stock bike – a trials bike with 26-inch diameter wheels, called stock because the first trials bikes with this size of wheels were general-purpose mountain bikes available from stock.
tailwhip – trick in which the frame of the bike is rotated a complete turn around the bars (spinning around the headset axle).
tape – plastic ribbon used together with arrows and pointers to mark the trials courses. Once a rider has entered a section, crossing the tape with the front or rear wheel axis (or just hovering over it) is penalised by 5 points.
tar – black solidified hydrocarbon substance that can be used to increase the pads friction on a rim’s braking surfaces. The tar gets sticky when hot, it works best when rubbed on dry smooth rims. It can be found in some roofing materials or aside roadworks.
thread – refers to the helical ridge pattern on a cylindrical bolt or within a hollow nut. The ridge enables the conversion of a rotational force into a linear movement.
through-hole axle – a special drop out configuration with no adjustment slot but a single hole through the frame. The bolts reach the wheel axle through the frame, the rear wheel position is completely fixed.
titanium – (Ti) a strong corrosion-resistant metal with a tensile strength equal to that of common, low-grade steel alloys, while being about 45% lighter. The density of titanium is 4500kg/m3.
torque – the force couple that causes the wheel to rotate. A larger front sprocket yields more torque on the rear wheel, so do longer crank arms.
trackstand, locked, free – staying on the bike without putting a foot down. This is the default mode for any trials rider resting within a section. A trackstand is locked when the rider rests or leans the front tyre against an obstacle to secure his/her balance.
true - refers to a wheel that is not buckled, whose rim flanges stay evenly spaced from both sides of the frame.
urban trials – riding trials in urban settings usually involves a lot of square edges and walls, hence there are many opportunities for front wheel taps, side hops, and gaps, also dubbed TGS.
visualization – the mental exercise that allows a rider to set himself/herself into a specific context and imagine the optimum sequence of moves that will allow him/her to ride successfully out of a section.

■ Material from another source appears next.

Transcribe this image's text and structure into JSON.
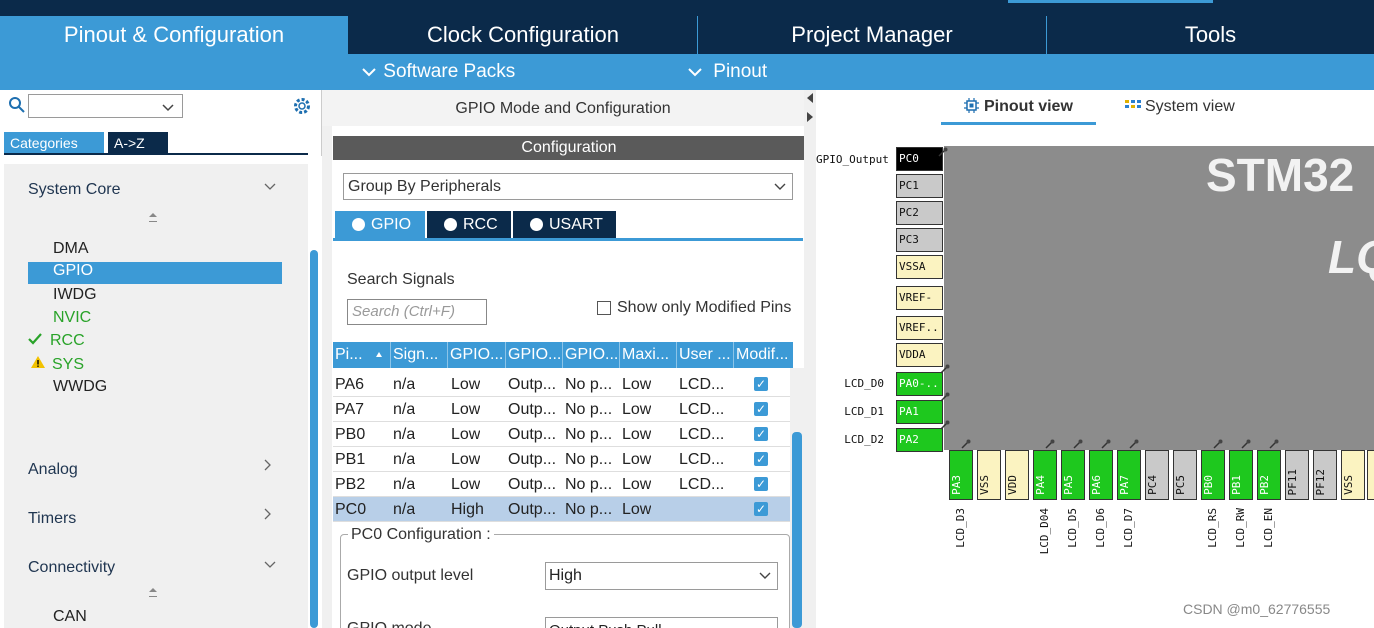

wall ride – riding on slanted or vertical walls after an initial jump impulse towards the wall.
wheelbase – the distance measured between the two wheel axles of a bike.
wheelie /nose – riding continuously on one wheel, usually the rear wheel. The nose wheelie refers to riding on the front wheel, for example down a slope.
wheel tap – a technique consisting in hitting the edge of an obstacle with the front tyre to obtain a compression and bouncing effect that thrusts the bike upwards.
wheel transfer/swap – the action of transferring/swapping one wheel in place of the other on top of an obstacle. This is the basis for many moves landing on the front wheel and finishing on the rear.
women: at UCI competitions, female riders who are 15 years and over, ride the sections marked in pink.
yoke – on some modern frames, the reinforced curved part that links the chainstays to the bottom bracket shell. Often machined from a beefy part, the curved yoke gives more clearance to thick trials tyres compared to chain stays directly welded to the bottom bracket shell.
zero – refers to the absence of penalty points when riding a section clean. If two riders finish a section with no penalty points, the advantage goes to the rider who was faster.
zone /supervised – a zone is an area under the supervision of an observer, where one or several sections are marked with tape and arrows.